* REQUIREMENT *
What is needed is an exact copy of the entries, with the pictures excluded.

[Items from a data source]
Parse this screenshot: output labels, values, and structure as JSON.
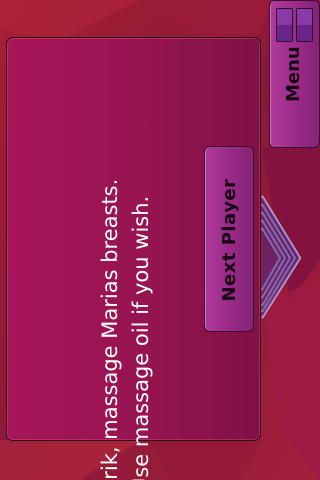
{
  "card": {
    "lines": [
      "Erik, massage Marias breasts.",
      "Use massage oil if  you wish."
    ]
  },
  "buttons": {
    "next_player_label": "Next Player",
    "menu_label": "Menu"
  },
  "icons": {
    "menu": "menu-bars-icon",
    "background": "diamond-pattern"
  },
  "colors": {
    "background": "#8f1a3a",
    "card": "#a8155a",
    "button": "#9a2a88",
    "button_text": "#1a0714",
    "prompt_text": "#ffffff"
  }
}
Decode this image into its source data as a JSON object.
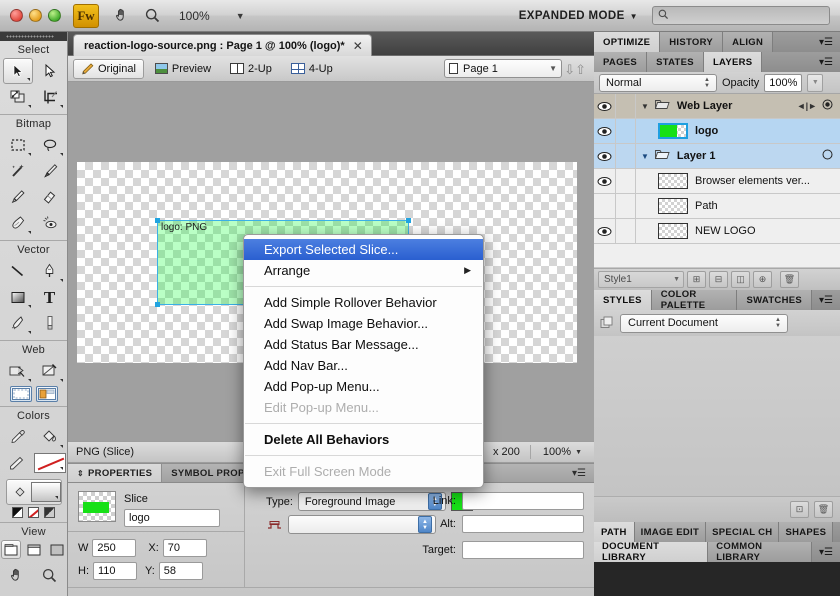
{
  "window": {
    "app_badge": "Fw",
    "zoom_level": "100%",
    "mode_label": "EXPANDED MODE",
    "search_placeholder": ""
  },
  "document_tab": {
    "title": "reaction-logo-source.png : Page 1 @ 100% (logo)*",
    "close_label": "✕"
  },
  "view_bar": {
    "buttons": [
      {
        "label": "Original",
        "icon": "pencil-icon",
        "active": true
      },
      {
        "label": "Preview",
        "icon": "image-icon",
        "active": false
      },
      {
        "label": "2-Up",
        "icon": "two-up-icon",
        "active": false
      },
      {
        "label": "4-Up",
        "icon": "four-up-icon",
        "active": false
      }
    ],
    "page_selector": "Page 1"
  },
  "toolbox": {
    "groups": [
      {
        "title": "Select",
        "tools": [
          {
            "name": "pointer-tool",
            "selected": true
          },
          {
            "name": "subselection-tool",
            "selected": false
          },
          {
            "name": "scale-tool",
            "selected": false
          },
          {
            "name": "crop-tool",
            "selected": false
          }
        ]
      },
      {
        "title": "Bitmap",
        "tools": [
          {
            "name": "marquee-tool",
            "selected": false
          },
          {
            "name": "lasso-tool",
            "selected": false
          },
          {
            "name": "magic-wand-tool",
            "selected": false
          },
          {
            "name": "brush-tool",
            "selected": false
          },
          {
            "name": "pencil-tool",
            "selected": false
          },
          {
            "name": "eraser-tool",
            "selected": false
          },
          {
            "name": "blur-tool",
            "selected": false
          },
          {
            "name": "rubber-stamp-tool",
            "selected": false
          }
        ]
      },
      {
        "title": "Vector",
        "tools": [
          {
            "name": "line-tool",
            "selected": false
          },
          {
            "name": "pen-tool",
            "selected": false
          },
          {
            "name": "rectangle-tool",
            "selected": false
          },
          {
            "name": "text-tool",
            "selected": false
          },
          {
            "name": "freeform-tool",
            "selected": false
          },
          {
            "name": "knife-tool",
            "selected": false
          }
        ]
      },
      {
        "title": "Web",
        "tools": [
          {
            "name": "hotspot-tool",
            "selected": false
          },
          {
            "name": "slice-tool",
            "selected": false
          },
          {
            "name": "hide-slices-button",
            "selected": false
          },
          {
            "name": "show-slices-button",
            "selected": false
          }
        ]
      },
      {
        "title": "Colors",
        "tools": [
          {
            "name": "eyedropper-tool",
            "selected": false
          },
          {
            "name": "paint-bucket-tool",
            "selected": false
          },
          {
            "name": "stroke-color-well",
            "selected": false
          },
          {
            "name": "fill-color-well",
            "selected": false
          }
        ]
      },
      {
        "title": "View",
        "tools": [
          {
            "name": "standard-screen-mode",
            "selected": true
          },
          {
            "name": "full-screen-menu-mode",
            "selected": false
          },
          {
            "name": "full-screen-mode",
            "selected": false
          },
          {
            "name": "hand-tool",
            "selected": false
          },
          {
            "name": "zoom-tool",
            "selected": false
          }
        ]
      }
    ]
  },
  "canvas": {
    "slice_label": "logo: PNG"
  },
  "status_bar": {
    "object_type": "PNG (Slice)",
    "dimensions": "x 200",
    "zoom": "100%"
  },
  "properties": {
    "tabs": [
      {
        "label": "PROPERTIES",
        "active": true
      },
      {
        "label": "SYMBOL PROPERTIES",
        "active": false
      }
    ],
    "object_kind": "Slice",
    "name_value": "logo",
    "w_label": "W",
    "w_value": "250",
    "h_label": "H:",
    "h_value": "110",
    "x_label": "X:",
    "x_value": "70",
    "y_label": "Y:",
    "y_value": "58",
    "type_label": "Type:",
    "type_value": "Foreground Image",
    "slice_color": "#17e017",
    "link_label": "Link:",
    "link_value": "",
    "alt_label": "Alt:",
    "alt_value": "",
    "target_label": "Target:",
    "target_value": ""
  },
  "context_menu": {
    "items": [
      {
        "label": "Export Selected Slice...",
        "highlighted": true,
        "disabled": false,
        "submenu": false
      },
      {
        "label": "Arrange",
        "highlighted": false,
        "disabled": false,
        "submenu": true
      },
      {
        "separator": true
      },
      {
        "label": "Add Simple Rollover Behavior",
        "highlighted": false,
        "disabled": false,
        "submenu": false
      },
      {
        "label": "Add Swap Image Behavior...",
        "highlighted": false,
        "disabled": false,
        "submenu": false
      },
      {
        "label": "Add Status Bar Message...",
        "highlighted": false,
        "disabled": false,
        "submenu": false
      },
      {
        "label": "Add Nav Bar...",
        "highlighted": false,
        "disabled": false,
        "submenu": false
      },
      {
        "label": "Add Pop-up Menu...",
        "highlighted": false,
        "disabled": false,
        "submenu": false
      },
      {
        "label": "Edit Pop-up Menu...",
        "highlighted": false,
        "disabled": true,
        "submenu": false
      },
      {
        "separator": true
      },
      {
        "label": "Delete All Behaviors",
        "highlighted": false,
        "disabled": false,
        "submenu": false
      },
      {
        "separator": true
      },
      {
        "label": "Exit Full Screen Mode",
        "highlighted": false,
        "disabled": true,
        "submenu": false
      }
    ]
  },
  "dock": {
    "top_group_tabs": [
      {
        "label": "OPTIMIZE",
        "active": true
      },
      {
        "label": "HISTORY",
        "active": false
      },
      {
        "label": "ALIGN",
        "active": false
      }
    ],
    "layers_tabs": [
      {
        "label": "PAGES",
        "active": false
      },
      {
        "label": "STATES",
        "active": false
      },
      {
        "label": "LAYERS",
        "active": true
      }
    ],
    "blend_mode": "Normal",
    "opacity_label": "Opacity",
    "opacity_value": "100%",
    "layers": [
      {
        "name": "Web Layer",
        "kind": "group",
        "visible": true,
        "locked": false,
        "selected": false,
        "expanded": true
      },
      {
        "name": "logo",
        "kind": "slice",
        "visible": true,
        "locked": false,
        "selected": true,
        "expanded": false
      },
      {
        "name": "Layer 1",
        "kind": "group2",
        "visible": true,
        "locked": false,
        "selected": false,
        "expanded": true
      },
      {
        "name": "Browser elements ver...",
        "kind": "object",
        "visible": true,
        "locked": false,
        "selected": false,
        "expanded": false
      },
      {
        "name": "Path",
        "kind": "object",
        "visible": false,
        "locked": false,
        "selected": false,
        "expanded": false
      },
      {
        "name": "NEW LOGO",
        "kind": "object",
        "visible": true,
        "locked": false,
        "selected": false,
        "expanded": false
      }
    ],
    "style_selector": "Style1",
    "styles_tabs": [
      {
        "label": "STYLES",
        "active": true
      },
      {
        "label": "COLOR PALETTE",
        "active": false
      },
      {
        "label": "SWATCHES",
        "active": false
      }
    ],
    "styles_document": "Current Document",
    "path_tabs": [
      {
        "label": "PATH",
        "active": true
      },
      {
        "label": "IMAGE EDIT",
        "active": false
      },
      {
        "label": "SPECIAL CH",
        "active": false
      },
      {
        "label": "SHAPES",
        "active": false
      }
    ],
    "library_tabs": [
      {
        "label": "DOCUMENT LIBRARY",
        "active": true
      },
      {
        "label": "COMMON LIBRARY",
        "active": false
      }
    ]
  }
}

* PROBLEM SOLUTION *
Parse this screenshot: output labels, values, and structure as JSON.
{
  "card": {
    "lines": [
      "Erik, massage Marias breasts.",
      "Use massage oil if  you wish."
    ]
  },
  "buttons": {
    "next_player_label": "Next Player",
    "menu_label": "Menu"
  },
  "icons": {
    "menu": "menu-bars-icon",
    "background": "diamond-pattern"
  },
  "colors": {
    "background": "#8f1a3a",
    "card": "#a8155a",
    "button": "#9a2a88",
    "button_text": "#1a0714",
    "prompt_text": "#ffffff"
  }
}
Decode this image into its source data as a JSON object.
{
  "window": {
    "app_badge": "Fw",
    "zoom_level": "100%",
    "mode_label": "EXPANDED MODE",
    "search_placeholder": ""
  },
  "document_tab": {
    "title": "reaction-logo-source.png : Page 1 @ 100% (logo)*",
    "close_label": "✕"
  },
  "view_bar": {
    "buttons": [
      {
        "label": "Original",
        "icon": "pencil-icon",
        "active": true
      },
      {
        "label": "Preview",
        "icon": "image-icon",
        "active": false
      },
      {
        "label": "2-Up",
        "icon": "two-up-icon",
        "active": false
      },
      {
        "label": "4-Up",
        "icon": "four-up-icon",
        "active": false
      }
    ],
    "page_selector": "Page 1"
  },
  "toolbox": {
    "groups": [
      {
        "title": "Select",
        "tools": [
          {
            "name": "pointer-tool",
            "selected": true
          },
          {
            "name": "subselection-tool",
            "selected": false
          },
          {
            "name": "scale-tool",
            "selected": false
          },
          {
            "name": "crop-tool",
            "selected": false
          }
        ]
      },
      {
        "title": "Bitmap",
        "tools": [
          {
            "name": "marquee-tool",
            "selected": false
          },
          {
            "name": "lasso-tool",
            "selected": false
          },
          {
            "name": "magic-wand-tool",
            "selected": false
          },
          {
            "name": "brush-tool",
            "selected": false
          },
          {
            "name": "pencil-tool",
            "selected": false
          },
          {
            "name": "eraser-tool",
            "selected": false
          },
          {
            "name": "blur-tool",
            "selected": false
          },
          {
            "name": "rubber-stamp-tool",
            "selected": false
          }
        ]
      },
      {
        "title": "Vector",
        "tools": [
          {
            "name": "line-tool",
            "selected": false
          },
          {
            "name": "pen-tool",
            "selected": false
          },
          {
            "name": "rectangle-tool",
            "selected": false
          },
          {
            "name": "text-tool",
            "selected": false
          },
          {
            "name": "freeform-tool",
            "selected": false
          },
          {
            "name": "knife-tool",
            "selected": false
          }
        ]
      },
      {
        "title": "Web",
        "tools": [
          {
            "name": "hotspot-tool",
            "selected": false
          },
          {
            "name": "slice-tool",
            "selected": false
          },
          {
            "name": "hide-slices-button",
            "selected": false
          },
          {
            "name": "show-slices-button",
            "selected": false
          }
        ]
      },
      {
        "title": "Colors",
        "tools": [
          {
            "name": "eyedropper-tool",
            "selected": false
          },
          {
            "name": "paint-bucket-tool",
            "selected": false
          },
          {
            "name": "stroke-color-well",
            "selected": false
          },
          {
            "name": "fill-color-well",
            "selected": false
          }
        ]
      },
      {
        "title": "View",
        "tools": [
          {
            "name": "standard-screen-mode",
            "selected": true
          },
          {
            "name": "full-screen-menu-mode",
            "selected": false
          },
          {
            "name": "full-screen-mode",
            "selected": false
          },
          {
            "name": "hand-tool",
            "selected": false
          },
          {
            "name": "zoom-tool",
            "selected": false
          }
        ]
      }
    ]
  },
  "canvas": {
    "slice_label": "logo: PNG"
  },
  "status_bar": {
    "object_type": "PNG (Slice)",
    "dimensions": "x 200",
    "zoom": "100%"
  },
  "properties": {
    "tabs": [
      {
        "label": "PROPERTIES",
        "active": true
      },
      {
        "label": "SYMBOL PROPERTIES",
        "active": false
      }
    ],
    "object_kind": "Slice",
    "name_value": "logo",
    "w_label": "W",
    "w_value": "250",
    "h_label": "H:",
    "h_value": "110",
    "x_label": "X:",
    "x_value": "70",
    "y_label": "Y:",
    "y_value": "58",
    "type_label": "Type:",
    "type_value": "Foreground Image",
    "slice_color": "#17e017",
    "link_label": "Link:",
    "link_value": "",
    "alt_label": "Alt:",
    "alt_value": "",
    "target_label": "Target:",
    "target_value": ""
  },
  "context_menu": {
    "items": [
      {
        "label": "Export Selected Slice...",
        "highlighted": true,
        "disabled": false,
        "submenu": false
      },
      {
        "label": "Arrange",
        "highlighted": false,
        "disabled": false,
        "submenu": true
      },
      {
        "separator": true
      },
      {
        "label": "Add Simple Rollover Behavior",
        "highlighted": false,
        "disabled": false,
        "submenu": false
      },
      {
        "label": "Add Swap Image Behavior...",
        "highlighted": false,
        "disabled": false,
        "submenu": false
      },
      {
        "label": "Add Status Bar Message...",
        "highlighted": false,
        "disabled": false,
        "submenu": false
      },
      {
        "label": "Add Nav Bar...",
        "highlighted": false,
        "disabled": false,
        "submenu": false
      },
      {
        "label": "Add Pop-up Menu...",
        "highlighted": false,
        "disabled": false,
        "submenu": false
      },
      {
        "label": "Edit Pop-up Menu...",
        "highlighted": false,
        "disabled": true,
        "submenu": false
      },
      {
        "separator": true
      },
      {
        "label": "Delete All Behaviors",
        "highlighted": false,
        "disabled": false,
        "submenu": false
      },
      {
        "separator": true
      },
      {
        "label": "Exit Full Screen Mode",
        "highlighted": false,
        "disabled": true,
        "submenu": false
      }
    ]
  },
  "dock": {
    "top_group_tabs": [
      {
        "label": "OPTIMIZE",
        "active": true
      },
      {
        "label": "HISTORY",
        "active": false
      },
      {
        "label": "ALIGN",
        "active": false
      }
    ],
    "layers_tabs": [
      {
        "label": "PAGES",
        "active": false
      },
      {
        "label": "STATES",
        "active": false
      },
      {
        "label": "LAYERS",
        "active": true
      }
    ],
    "blend_mode": "Normal",
    "opacity_label": "Opacity",
    "opacity_value": "100%",
    "layers": [
      {
        "name": "Web Layer",
        "kind": "group",
        "visible": true,
        "locked": false,
        "selected": false,
        "expanded": true
      },
      {
        "name": "logo",
        "kind": "slice",
        "visible": true,
        "locked": false,
        "selected": true,
        "expanded": false
      },
      {
        "name": "Layer 1",
        "kind": "group2",
        "visible": true,
        "locked": false,
        "selected": false,
        "expanded": true
      },
      {
        "name": "Browser elements ver...",
        "kind": "object",
        "visible": true,
        "locked": false,
        "selected": false,
        "expanded": false
      },
      {
        "name": "Path",
        "kind": "object",
        "visible": false,
        "locked": false,
        "selected": false,
        "expanded": false
      },
      {
        "name": "NEW LOGO",
        "kind": "object",
        "visible": true,
        "locked": false,
        "selected": false,
        "expanded": false
      }
    ],
    "style_selector": "Style1",
    "styles_tabs": [
      {
        "label": "STYLES",
        "active": true
      },
      {
        "label": "COLOR PALETTE",
        "active": false
      },
      {
        "label": "SWATCHES",
        "active": false
      }
    ],
    "styles_document": "Current Document",
    "path_tabs": [
      {
        "label": "PATH",
        "active": true
      },
      {
        "label": "IMAGE EDIT",
        "active": false
      },
      {
        "label": "SPECIAL CH",
        "active": false
      },
      {
        "label": "SHAPES",
        "active": false
      }
    ],
    "library_tabs": [
      {
        "label": "DOCUMENT LIBRARY",
        "active": true
      },
      {
        "label": "COMMON LIBRARY",
        "active": false
      }
    ]
  }
}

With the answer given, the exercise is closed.